as an indication, that the chosen aggregation function is not well suited for the studied problem. Therefore, alternative aggregation functions based on the p-norm are introduced, that offer an additional parameter to adapt the aggregation characteristics to the expected

distribution of the data being aggregated. This results in higher accuracy also for very low p values when compared to known aggregation functions.

REFERENCES

[1] Wu, J., Aage, N.,Westermann, R., and Sigmund, O., Infi ll Optimization for Additive Manu-

facturing -- Approaching Bone-like Porous Structures. IEEE Transactions on Visualization

and Computer Graphics, Vol. 24(2), pp. 1127--1140, 2018.

[2] Kreisselmeier, G. and Steinhauser, R., Systematic Control Design by Optimizing a Vector

Performance Index. IFAC Proceedings Volumes, Vol. 12(7), pp. 113--117, 1979.

[3] Fernández, E., Collet, M., Alarcón, P., Bauduin, S. and Duysinx, P., An aggregation strat-

egy of maximum size constraints in density-based topology optimization. Structural and

Multidisciplinary Optimization, Vol. 60(5), pp. 2113--2130, 2019.

studied, since employing them in a topology optimization (TO) problem usually leads to one constraint per finite element of the model.

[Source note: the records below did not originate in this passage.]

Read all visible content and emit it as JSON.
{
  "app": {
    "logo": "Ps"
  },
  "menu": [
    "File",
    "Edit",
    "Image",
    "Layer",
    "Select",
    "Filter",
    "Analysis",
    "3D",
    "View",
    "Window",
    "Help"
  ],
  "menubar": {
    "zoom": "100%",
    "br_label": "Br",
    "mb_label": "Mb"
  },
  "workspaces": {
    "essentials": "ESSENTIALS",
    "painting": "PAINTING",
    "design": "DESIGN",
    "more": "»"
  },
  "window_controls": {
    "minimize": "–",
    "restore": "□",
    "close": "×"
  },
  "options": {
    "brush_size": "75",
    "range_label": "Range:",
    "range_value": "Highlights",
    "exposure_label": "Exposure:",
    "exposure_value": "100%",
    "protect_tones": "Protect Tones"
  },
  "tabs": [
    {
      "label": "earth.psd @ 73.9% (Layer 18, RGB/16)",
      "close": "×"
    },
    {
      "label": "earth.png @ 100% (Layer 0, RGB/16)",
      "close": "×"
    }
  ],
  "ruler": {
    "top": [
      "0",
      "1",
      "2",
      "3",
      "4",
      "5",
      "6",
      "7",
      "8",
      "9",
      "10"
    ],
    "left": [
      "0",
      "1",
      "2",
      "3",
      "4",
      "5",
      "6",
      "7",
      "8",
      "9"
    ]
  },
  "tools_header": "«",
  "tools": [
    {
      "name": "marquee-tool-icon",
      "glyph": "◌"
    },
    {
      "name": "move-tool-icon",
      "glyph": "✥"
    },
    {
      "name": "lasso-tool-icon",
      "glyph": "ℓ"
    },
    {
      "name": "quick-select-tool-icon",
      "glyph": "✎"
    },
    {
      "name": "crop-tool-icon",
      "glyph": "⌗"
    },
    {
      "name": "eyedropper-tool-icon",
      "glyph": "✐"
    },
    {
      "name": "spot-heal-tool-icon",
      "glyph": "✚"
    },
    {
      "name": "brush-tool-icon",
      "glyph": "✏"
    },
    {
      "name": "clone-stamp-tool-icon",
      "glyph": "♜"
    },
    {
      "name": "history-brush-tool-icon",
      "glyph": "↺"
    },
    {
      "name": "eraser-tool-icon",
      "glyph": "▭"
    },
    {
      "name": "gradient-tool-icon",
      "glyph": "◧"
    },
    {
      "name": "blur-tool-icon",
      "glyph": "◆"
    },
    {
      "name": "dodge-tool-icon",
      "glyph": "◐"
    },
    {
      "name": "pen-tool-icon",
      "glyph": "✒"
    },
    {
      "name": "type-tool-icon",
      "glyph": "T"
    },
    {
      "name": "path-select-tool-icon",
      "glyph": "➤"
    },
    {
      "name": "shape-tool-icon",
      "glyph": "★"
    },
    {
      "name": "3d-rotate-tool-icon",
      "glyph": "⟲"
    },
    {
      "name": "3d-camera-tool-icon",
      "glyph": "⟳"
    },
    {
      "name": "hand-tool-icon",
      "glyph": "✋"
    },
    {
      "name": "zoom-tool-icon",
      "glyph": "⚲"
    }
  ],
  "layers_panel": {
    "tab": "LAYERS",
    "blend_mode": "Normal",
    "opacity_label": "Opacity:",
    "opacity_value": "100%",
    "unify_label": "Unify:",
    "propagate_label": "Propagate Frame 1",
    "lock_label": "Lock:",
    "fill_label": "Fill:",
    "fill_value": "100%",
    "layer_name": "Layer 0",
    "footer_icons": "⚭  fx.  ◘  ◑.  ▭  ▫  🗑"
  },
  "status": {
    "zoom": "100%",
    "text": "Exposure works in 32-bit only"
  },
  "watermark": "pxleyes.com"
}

Commonly used constraint aggregation functions, like e.g. the p-norm, p-mean, or Kreisselmeier-Steinhauser (KS) [2] function, include a tunable aggregation parameter p. Increasing p also increases the accuracy of the approximation of the maximum (worst) value

of all nc original constraints by the aggregated constraint. On the downside, an increase of p also increases the nonlinearity of the aggregated constraint, possibly leading to convergence issues. Therefore, it is desirable to keep p as low as possible without compromising the quality of the approximation by the aggregated constraint.

However, the choice of a speci c aggregation parameter p is often not justi ed in the literature. Local volume constraints are used in the context of TO e.g. to enforce redundant designs [1], for which the robustness to partial failure is implicitly increased, or to enforce

a maximum feature size [3]. Although the same constraint equations can be used for both cases, a value of p = 16 is sufficient in [1], and, depending on the studied geometry, values up to p = 300 are used in [3]. In this contribution, very high values of p are seen

as an indication, that the chosen aggregation function is not well suited for the studied problem. Therefore, alternative aggregation functions based on the p-norm are introduced, that offer an additional parameter to adapt the aggregation characteristics to the expected

distribution of the data being aggregated. This results in higher accuracy also for very low p values when compared to known aggregation functions.

REFERENCES

[1] Wu, J., Aage, N.,Westermann, R., and Sigmund, O., Infi ll Optimization for Additive Manu-

facturing -- Approaching Bone-like Porous Structures. IEEE Transactions on Visualization

and Computer Graphics, Vol. 24(2), pp. 1127--1140, 2018.

[2] Kreisselmeier, G. and Steinhauser, R., Systematic Control Design by Optimizing a Vector

Performance Index. IFAC Proceedings Volumes, Vol. 12(7), pp. 113--117, 1979.

[3] Fernández, E., Collet, M., Alarcón, P., Bauduin, S. and Duysinx, P., An aggregation strat-

egy of maximum size constraints in density-based topology optimization. Structural and

Multidisciplinary Optimization, Vol. 60(5), pp. 2113--2130, 2019.